Week in review: District working with communities impacted by Hurricane Irma

District projects chief Robert Zammataro, a professional engineer, was part of a team supporting the city of Jacksonville’s recovery efforts by inspecting structures for Hurricane Irma damage.

District projects chief Robert Zammataro, a professional engineer, was part of a team supporting the city of Jacksonville’s recovery efforts by inspecting structures for Hurricane Irma damage.

PALATKA, Fla., Sept. 15, 2017 — Days after Hurricane Irma’s storm surge has receded, the St. Johns River and other water bodies continue to rise in many areas, causing flooding headaches for local governments and their residents. The St. Johns River Water Management District continues to mitigate flooding impacts in support of local emergency operations as communities work to recover and restore services.

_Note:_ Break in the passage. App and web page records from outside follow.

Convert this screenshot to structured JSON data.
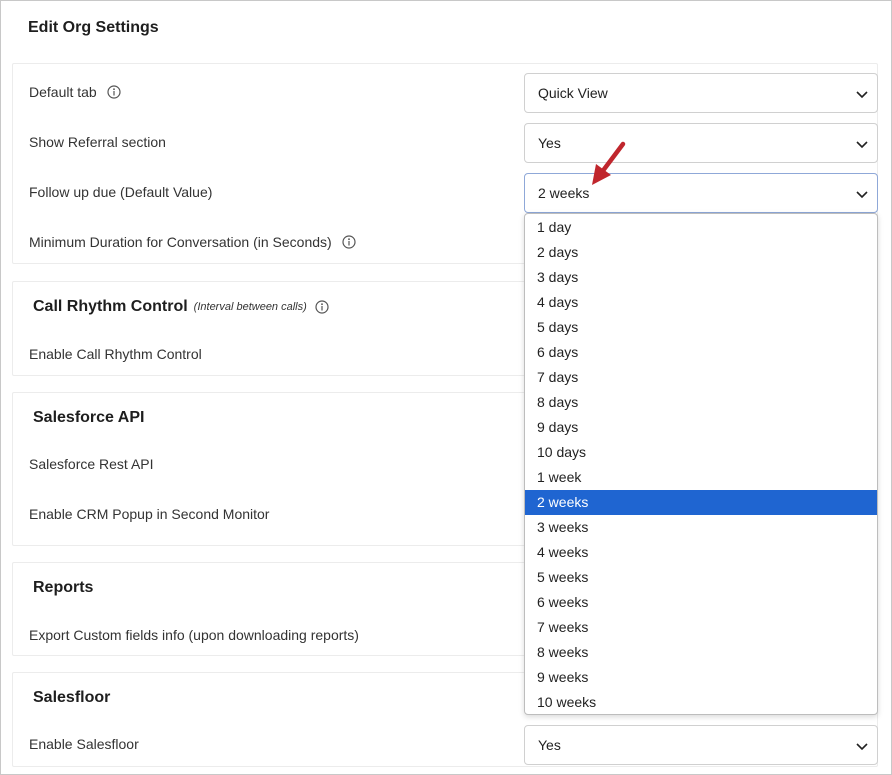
{
  "page": {
    "title": "Edit Org Settings"
  },
  "general": {
    "default_tab": {
      "label": "Default tab",
      "value": "Quick View"
    },
    "referral": {
      "label": "Show Referral section",
      "value": "Yes"
    },
    "follow_up": {
      "label": "Follow up due (Default Value)",
      "value": "2 weeks"
    },
    "min_duration": {
      "label": "Minimum Duration for Conversation (in Seconds)"
    }
  },
  "call_rhythm": {
    "heading": "Call Rhythm Control",
    "subheading": "(Interval between calls)",
    "enable_label": "Enable Call Rhythm Control"
  },
  "salesforce": {
    "heading": "Salesforce API",
    "rest_label": "Salesforce Rest API",
    "crm_popup_label": "Enable CRM Popup in Second Monitor"
  },
  "reports": {
    "heading": "Reports",
    "export_label": "Export Custom fields info (upon downloading reports)"
  },
  "salesfloor": {
    "heading": "Salesfloor",
    "enable_label": "Enable Salesfloor",
    "enable_value": "Yes"
  },
  "follow_up_options": [
    "1 day",
    "2 days",
    "3 days",
    "4 days",
    "5 days",
    "6 days",
    "7 days",
    "8 days",
    "9 days",
    "10 days",
    "1 week",
    "2 weeks",
    "3 weeks",
    "4 weeks",
    "5 weeks",
    "6 weeks",
    "7 weeks",
    "8 weeks",
    "9 weeks",
    "10 weeks"
  ],
  "selected_option": "2 weeks",
  "colors": {
    "selected_bg": "#1f65d1",
    "annotation_arrow": "#c0262d"
  },
  "icons": {
    "info": "info-circle-icon",
    "chevron": "chevron-down-icon",
    "annotation": "red-arrow-icon"
  }
}
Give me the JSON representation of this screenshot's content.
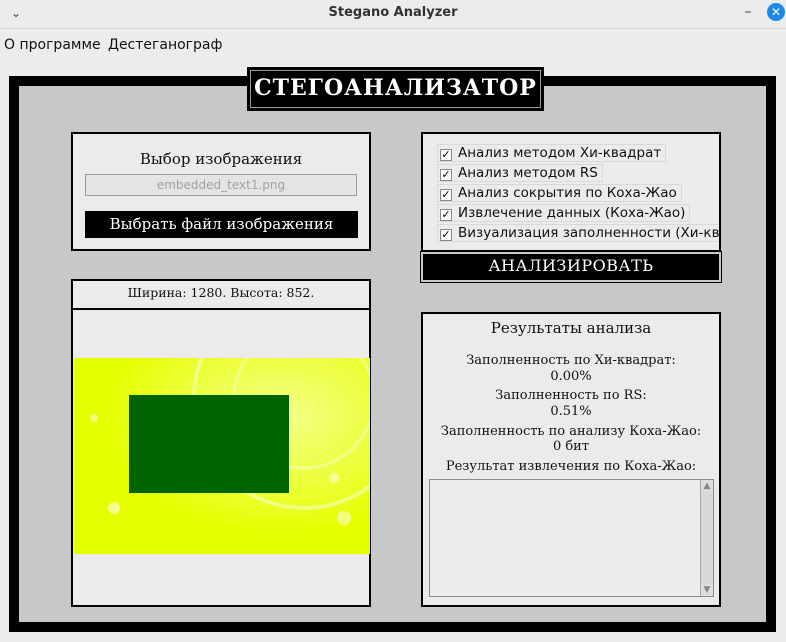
{
  "window": {
    "title": "Stegano Analyzer",
    "menu_glyph": "⌄",
    "minimize_glyph": "–",
    "close_glyph": "✕"
  },
  "menubar": {
    "items": [
      "О программе",
      "Дестеганограф"
    ]
  },
  "header": {
    "title": "СТЕГОАНАЛИЗАТОР"
  },
  "image_select": {
    "title": "Выбор изображения",
    "filename": "embedded_text1.png",
    "button_label": "Выбрать файл изображения"
  },
  "preview": {
    "dimensions": "Ширина: 1280. Высота: 852.",
    "colors": {
      "background": "#e9ff10",
      "hidden_block": "#006400"
    }
  },
  "options": {
    "items": [
      {
        "label": "Анализ методом Хи-квадрат",
        "checked": true
      },
      {
        "label": "Анализ методом RS",
        "checked": true
      },
      {
        "label": "Анализ сокрытия по Коха-Жао",
        "checked": true
      },
      {
        "label": "Извлечение данных (Коха-Жао)",
        "checked": true
      },
      {
        "label": "Визуализация заполненности (Хи-ква",
        "checked": true
      }
    ],
    "check_glyph": "✓"
  },
  "analyze": {
    "button_label": "АНАЛИЗИРОВАТЬ"
  },
  "results": {
    "title": "Результаты анализа",
    "chi_label": "Заполненность по Хи-квадрат:",
    "chi_value": "0.00%",
    "rs_label": "Заполненность по RS:",
    "rs_value": "0.51%",
    "koch_label": "Заполненность по анализу Коха-Жао:",
    "koch_value": "0 бит",
    "extract_label": "Результат извлечения по Коха-Жао:",
    "extract_text": "",
    "scroll_up_glyph": "▲",
    "scroll_down_glyph": "▼"
  }
}
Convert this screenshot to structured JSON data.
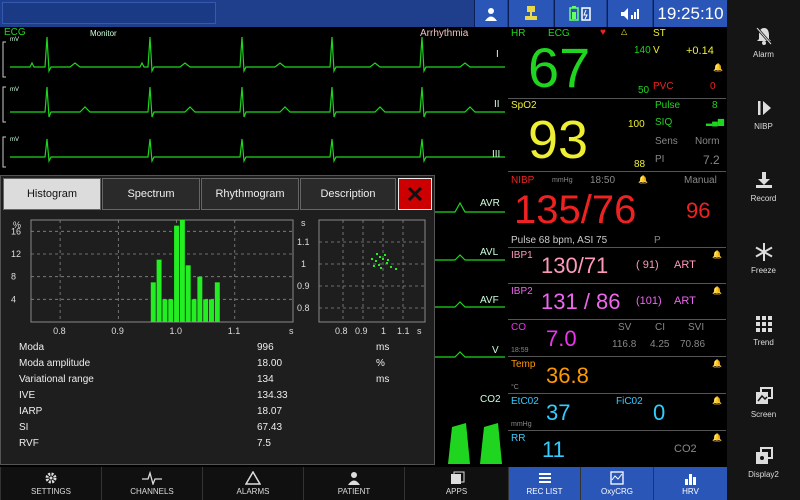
{
  "topbar": {
    "clock": "19:25:10"
  },
  "sidebar": {
    "items": [
      {
        "label": "Alarm"
      },
      {
        "label": "NIBP"
      },
      {
        "label": "Record"
      },
      {
        "label": "Freeze"
      },
      {
        "label": "Trend"
      },
      {
        "label": "Screen"
      },
      {
        "label": "Display2"
      }
    ]
  },
  "waves": {
    "ecg_label": "ECG",
    "monitor_label": "Monitor",
    "arrhythmia": "Arrhythmia",
    "unit": "mV",
    "leads": [
      "I",
      "II",
      "III",
      "AVR",
      "AVL",
      "AVF",
      "V"
    ],
    "co2_label": "CO2"
  },
  "hr": {
    "label": "HR",
    "source": "ECG",
    "value": "67",
    "high": "140",
    "low": "50",
    "colors": {
      "main": "#22dd22"
    }
  },
  "st": {
    "label": "ST",
    "lead": "V",
    "value": "+0.14",
    "pvc_label": "PVC",
    "pvc_value": "0"
  },
  "spo2": {
    "label": "SpO2",
    "value": "93",
    "high": "100",
    "low": "88",
    "pulse_label": "Pulse",
    "pulse_value": "8",
    "siq": "SIQ",
    "sens": "Sens",
    "sens_value": "Norm",
    "pi": "PI",
    "pi_value": "7.2"
  },
  "nibp": {
    "label": "NIBP",
    "unit": "mmHg",
    "time": "18:50",
    "mode": "Manual",
    "value": "135/76",
    "mean": "96",
    "footer": "Pulse 68 bpm, ASI 75",
    "p": "P"
  },
  "ibp1": {
    "label": "IBP1",
    "value": "130/71",
    "mean": "( 91)",
    "site": "ART"
  },
  "ibp2": {
    "label": "IBP2",
    "value": "131 / 86",
    "mean": "(101)",
    "site": "ART"
  },
  "co": {
    "label": "CO",
    "value": "7.0",
    "time": "18:59",
    "sv_label": "SV",
    "sv": "116.8",
    "ci_label": "CI",
    "ci": "4.25",
    "svi_label": "SVI",
    "svi": "70.86"
  },
  "temp": {
    "label": "Temp",
    "unit": "°C",
    "value": "36.8"
  },
  "etco2": {
    "label": "EtC02",
    "unit": "mmHg",
    "value": "37",
    "fico2_label": "FiC02",
    "fico2": "0"
  },
  "rr": {
    "label": "RR",
    "value": "11",
    "co2": "CO2"
  },
  "popup": {
    "tabs": [
      "Histogram",
      "Spectrum",
      "Rhythmogram",
      "Description"
    ],
    "active_tab": "Histogram",
    "hist_ylabel": "%",
    "hist_yticks": [
      "16",
      "12",
      "8",
      "4"
    ],
    "hist_xticks": [
      "0.8",
      "0.9",
      "1.0",
      "1.1"
    ],
    "hist_xunit": "s",
    "scatter_yunit": "s",
    "scatter_yticks": [
      "1.1",
      "1",
      "0.9",
      "0.8"
    ],
    "scatter_xticks": [
      "0.8",
      "0.9",
      "1",
      "1.1"
    ],
    "scatter_xunit": "s",
    "stats": [
      {
        "name": "Moda",
        "value": "996",
        "unit": "ms"
      },
      {
        "name": "Moda amplitude",
        "value": "18.00",
        "unit": "%"
      },
      {
        "name": "Variational range",
        "value": "134",
        "unit": "ms"
      },
      {
        "name": "IVE",
        "value": "134.33",
        "unit": ""
      },
      {
        "name": "IARP",
        "value": "18.07",
        "unit": ""
      },
      {
        "name": "SI",
        "value": "67.43",
        "unit": ""
      },
      {
        "name": "RVF",
        "value": "7.5",
        "unit": ""
      }
    ]
  },
  "bottombar": {
    "buttons": [
      "SETTINGS",
      "CHANNELS",
      "ALARMS",
      "PATIENT",
      "APPS",
      "REC LIST",
      "OxyCRG",
      "HRV"
    ]
  },
  "chart_data": {
    "type": "bar",
    "x": [
      0.96,
      0.97,
      0.98,
      0.99,
      1.0,
      1.01,
      1.02,
      1.03,
      1.04,
      1.05,
      1.06,
      1.07
    ],
    "values": [
      7,
      11,
      4,
      4,
      17,
      18,
      10,
      4,
      8,
      4,
      4,
      7
    ],
    "xlim": [
      0.75,
      1.2
    ],
    "ylim": [
      0,
      18
    ],
    "ylabel": "%",
    "xlabel": "s"
  }
}
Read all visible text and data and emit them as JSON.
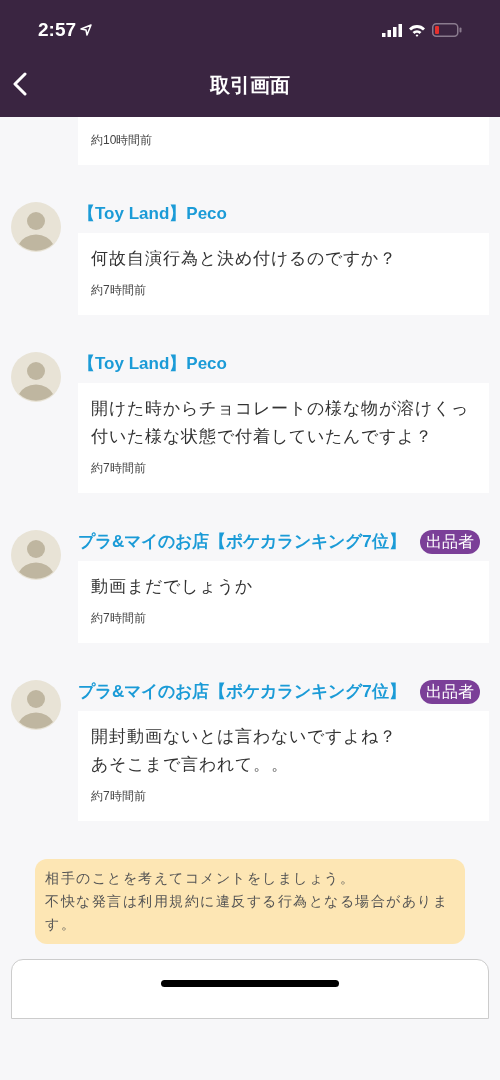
{
  "status_bar": {
    "time": "2:57"
  },
  "header": {
    "title": "取引画面"
  },
  "messages": [
    {
      "time": "約10時間前"
    },
    {
      "sender": "【Toy Land】Peco",
      "text": "何故自演行為と決め付けるのですか？",
      "time": "約7時間前"
    },
    {
      "sender": "【Toy Land】Peco",
      "text": "開けた時からチョコレートの様な物が溶けくっ付いた様な状態で付着していたんですよ？",
      "time": "約7時間前"
    },
    {
      "sender": "プラ&マイのお店【ポケカランキング7位】",
      "badge": "出品者",
      "text": "動画まだでしょうか",
      "time": "約7時間前"
    },
    {
      "sender": "プラ&マイのお店【ポケカランキング7位】",
      "badge": "出品者",
      "text": [
        "開封動画ないとは言わないですよね？",
        "あそこまで言われて。。"
      ],
      "time": "約7時間前"
    }
  ],
  "notice": {
    "lines": [
      "相手のことを考えてコメントをしましょう。",
      "不快な発言は利用規約に違反する行為となる場合があります。"
    ]
  }
}
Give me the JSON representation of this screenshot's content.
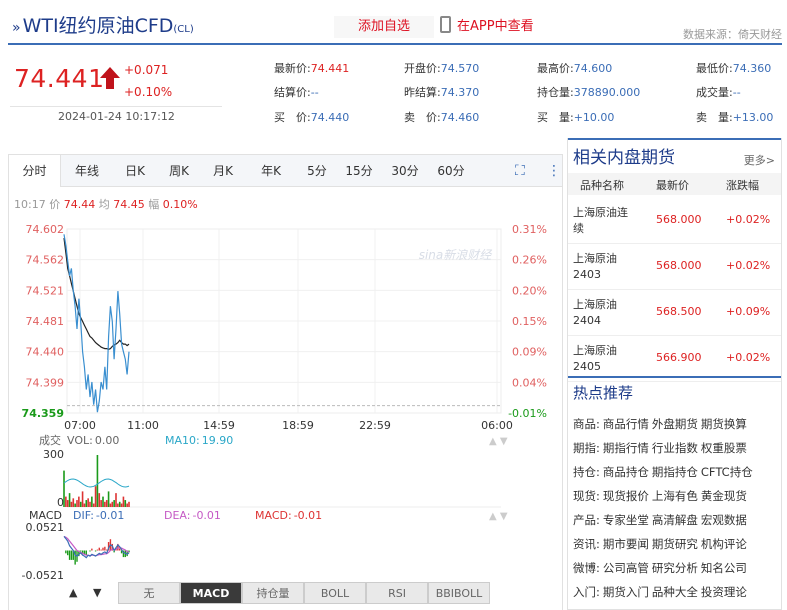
{
  "header": {
    "title": "WTI纽约原油CFD",
    "title_suffix": "(CL)",
    "add_favorite": "添加自选",
    "view_in_app": "在APP中查看",
    "data_source": "数据来源：倚天财经"
  },
  "quote": {
    "price": "74.441",
    "change": "+0.071",
    "change_pct": "+0.10%",
    "timestamp": "2024-01-24 10:17:12",
    "fields": [
      {
        "label": "最新价:",
        "value": "74.441",
        "tone": "r"
      },
      {
        "label": "开盘价:",
        "value": "74.570",
        "tone": "v"
      },
      {
        "label": "最高价:",
        "value": "74.600",
        "tone": "v"
      },
      {
        "label": "最低价:",
        "value": "74.360",
        "tone": "v"
      },
      {
        "label": "结算价:",
        "value": "--",
        "tone": "v"
      },
      {
        "label": "昨结算:",
        "value": "74.370",
        "tone": "v"
      },
      {
        "label": "持仓量:",
        "value": "378890.000",
        "tone": "v"
      },
      {
        "label": "成交量:",
        "value": "--",
        "tone": "v"
      },
      {
        "label": "买　价:",
        "value": "74.440",
        "tone": "v"
      },
      {
        "label": "卖　价:",
        "value": "74.460",
        "tone": "v"
      },
      {
        "label": "买　量:",
        "value": "+10.00",
        "tone": "v"
      },
      {
        "label": "卖　量:",
        "value": "+13.00",
        "tone": "v"
      }
    ]
  },
  "chart_tabs": [
    "分时",
    "年线",
    "日K",
    "周K",
    "月K",
    "年K",
    "5分",
    "15分",
    "30分",
    "60分"
  ],
  "chart_info": {
    "time": "10:17",
    "price_label": "价",
    "price": "74.44",
    "avg_label": "均",
    "avg": "74.45",
    "amp_label": "幅",
    "amp": "0.10%"
  },
  "watermark": "sina新浪财经",
  "chart_data": {
    "type": "line",
    "y_ticks": [
      "74.602",
      "74.562",
      "74.521",
      "74.481",
      "74.440",
      "74.399",
      "74.359"
    ],
    "pct_ticks": [
      "0.31%",
      "0.26%",
      "0.20%",
      "0.15%",
      "0.09%",
      "0.04%",
      "-0.01%"
    ],
    "x_ticks": [
      "07:00",
      "11:00",
      "14:59",
      "18:59",
      "22:59",
      "06:00"
    ],
    "ylim": [
      74.359,
      74.602
    ],
    "prev_settle": 74.37,
    "price_series": [
      74.595,
      74.58,
      74.56,
      74.54,
      74.55,
      74.52,
      74.5,
      74.47,
      74.51,
      74.48,
      74.44,
      74.42,
      74.39,
      74.41,
      74.38,
      74.4,
      74.37,
      74.39,
      74.36,
      74.375,
      74.4,
      74.39,
      74.42,
      74.39,
      74.46,
      74.5,
      74.48,
      74.43,
      74.47,
      74.52,
      74.49,
      74.45,
      74.44,
      74.43,
      74.41,
      74.44
    ],
    "avg_series": [
      74.59,
      74.57,
      74.55,
      74.54,
      74.53,
      74.52,
      74.51,
      74.5,
      74.49,
      74.485,
      74.48,
      74.475,
      74.47,
      74.465,
      74.46,
      74.458,
      74.455,
      74.452,
      74.45,
      74.448,
      74.446,
      74.445,
      74.444,
      74.444,
      74.443,
      74.444,
      74.447,
      74.449,
      74.45,
      74.452,
      74.455,
      74.452,
      74.45,
      74.45,
      74.448,
      74.45
    ],
    "volume": {
      "label": "成交",
      "vol_label": "VOL:",
      "vol": "0.00",
      "ma_label": "MA10:",
      "ma": "19.90",
      "max_tick": "300",
      "min_tick": "0",
      "bars": [
        210,
        60,
        40,
        80,
        30,
        50,
        20,
        40,
        60,
        30,
        90,
        20,
        40,
        50,
        30,
        60,
        20,
        120,
        300,
        80,
        40,
        60,
        30,
        40,
        90,
        20,
        30,
        40,
        80,
        20,
        30,
        20,
        60,
        40,
        20,
        30
      ]
    },
    "macd": {
      "label": "MACD",
      "dif_label": "DIF:",
      "dif": "-0.01",
      "dea_label": "DEA:",
      "dea": "-0.01",
      "macd_label": "MACD:",
      "macd": "-0.01",
      "max_tick": "0.0521",
      "min_tick": "-0.0521",
      "dif_series": [
        0.03,
        0.025,
        0.02,
        0.01,
        0.005,
        0.0,
        -0.01,
        -0.012,
        -0.008,
        -0.005,
        -0.01,
        -0.012,
        -0.015,
        -0.01,
        -0.012,
        -0.008,
        -0.01,
        -0.012,
        -0.009,
        -0.006,
        -0.008,
        -0.005,
        -0.003,
        -0.006,
        0.005,
        0.012,
        0.01,
        0.0,
        0.006,
        0.012,
        0.008,
        0.002,
        -0.004,
        -0.006,
        -0.008,
        -0.005
      ],
      "dea_series": [
        0.03,
        0.028,
        0.025,
        0.02,
        0.015,
        0.01,
        0.005,
        0.0,
        -0.002,
        -0.004,
        -0.006,
        -0.008,
        -0.01,
        -0.01,
        -0.011,
        -0.01,
        -0.01,
        -0.011,
        -0.01,
        -0.009,
        -0.009,
        -0.008,
        -0.007,
        -0.007,
        -0.004,
        0.0,
        0.003,
        0.002,
        0.003,
        0.005,
        0.006,
        0.005,
        0.003,
        0.001,
        -0.002,
        -0.003
      ]
    }
  },
  "indicator_buttons": [
    "无",
    "MACD",
    "持仓量",
    "BOLL",
    "RSI",
    "BBIBOLL"
  ],
  "related": {
    "title": "相关内盘期货",
    "more": "更多>",
    "columns": [
      "品种名称",
      "最新价",
      "涨跌幅"
    ],
    "rows": [
      {
        "name": "上海原油连续",
        "price": "568.000",
        "chg": "+0.02%"
      },
      {
        "name": "上海原油2403",
        "price": "568.000",
        "chg": "+0.02%"
      },
      {
        "name": "上海原油2404",
        "price": "568.500",
        "chg": "+0.09%"
      },
      {
        "name": "上海原油2405",
        "price": "566.900",
        "chg": "+0.02%"
      }
    ]
  },
  "hot": {
    "title": "热点推荐",
    "lines": [
      {
        "key": "商品:",
        "items": [
          "商品行情",
          "外盘期货",
          "期货换算"
        ]
      },
      {
        "key": "期指:",
        "items": [
          "期指行情",
          "行业指数",
          "权重股票"
        ]
      },
      {
        "key": "持仓:",
        "items": [
          "商品持仓",
          "期指持仓",
          "CFTC持仓"
        ]
      },
      {
        "key": "现货:",
        "items": [
          "现货报价",
          "上海有色",
          "黄金现货"
        ]
      },
      {
        "key": "产品:",
        "items": [
          "专家坐堂",
          "高清解盘",
          "宏观数据"
        ]
      },
      {
        "key": "资讯:",
        "items": [
          "期市要闻",
          "期货研究",
          "机构评论"
        ]
      },
      {
        "key": "微博:",
        "items": [
          "公司高管",
          "研究分析",
          "知名公司"
        ]
      },
      {
        "key": "入门:",
        "items": [
          "期货入门",
          "品种大全",
          "投资理论"
        ]
      }
    ]
  }
}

The district continues to send its public works staff and portable pumps and generators to areas flooded by the storm. Staff are helping pump stormwater from the Malacompra Drive area in Flagler County, from Vilano Beach at Porpoise Point in St. Johns County and a site in Seminole County. Floodwater was pumped from an assisted living facility in Putnam County earlier this week, and district pumps helped remedy localized flooding in Hawthorne.

Some communities along the St. Johns River will see the river crest over the weekend and into next week as water flows downstream. Structures, such as locks, spillways, pump stations, levees and canals, in the headwaters of the St. Johns River in Brevard and Indian River counties and in the Harris Chain of Lakes in Lake County are the only controls the district has of water levels. The district is operating these control structures to manage water levels and offer flood relief to downstream communities.

In the Upper St. Johns River Basin, the district is working to reduce flows to the river to reduce downstream flooding. Since Monday afternoon, the district has released almost 7.2 billion gallons of river water through Canal 54 to the Indian River Lagoon. Another 5.8 billion gallons may be diverted before releases are discontinued early next week.

In the Ocklawaha Basin, to manage floodwaters and decrease potential for area flooding, flows from the Burrell Lock and Dam are being reduced to lower water levels in Haines Creek, and the Apopka Dam will be closed, limiting flows only to the Nutrient Reduction Facility.

Other district operations related to Hurricane Irma:

  • All district offices are now open for business.
  • Three teams conducted preliminary damage assessments in Jacksonville, which will help the city when seeking federal disaster assistance and freed up city staff to assist residents.
  • District staff are working with local law enforcement to provide adequate public safety on properties as the district works toward opening some conservation lands to the public. At this time, all district lands are closed, including the Lake Apopka Wildlife Drive. Also, Ralph E. Simmons Memorial State Forest’s archery season (Sept. 16–24) is closed due to extreme flooding and hazardous road conditions.
  • District regulatory staff are available to answer questions or issue emergency waivers to assist with the recovery effort. For assistance, please contact the Jacksonville Service Center at 904-730-6270 or 800-852-1562 or the district’s Palatka headquarters at 386-329-4500 or 800-451-7106.
  • Due to water damage to the Governing Board room at the district’s Palatka headquarters, the district’s September board meeting will be held on Sept. 19 at the Maitland Service Center, 601 South Lake Destiny Road, Suite 200, Maitland, FL  32751. The meeting begins at 4:30 p.m. and will be followed by the tentative millage and budget hearing at 5:05 p.m.
  • Other meeting dates and locations may have changed due to hurricane damage. Check out our meetings calendar at www.sjrwmd.com/meetings-announcements.

For continuing updates on district operations, visit the district’s website, www.sjrwmd.com.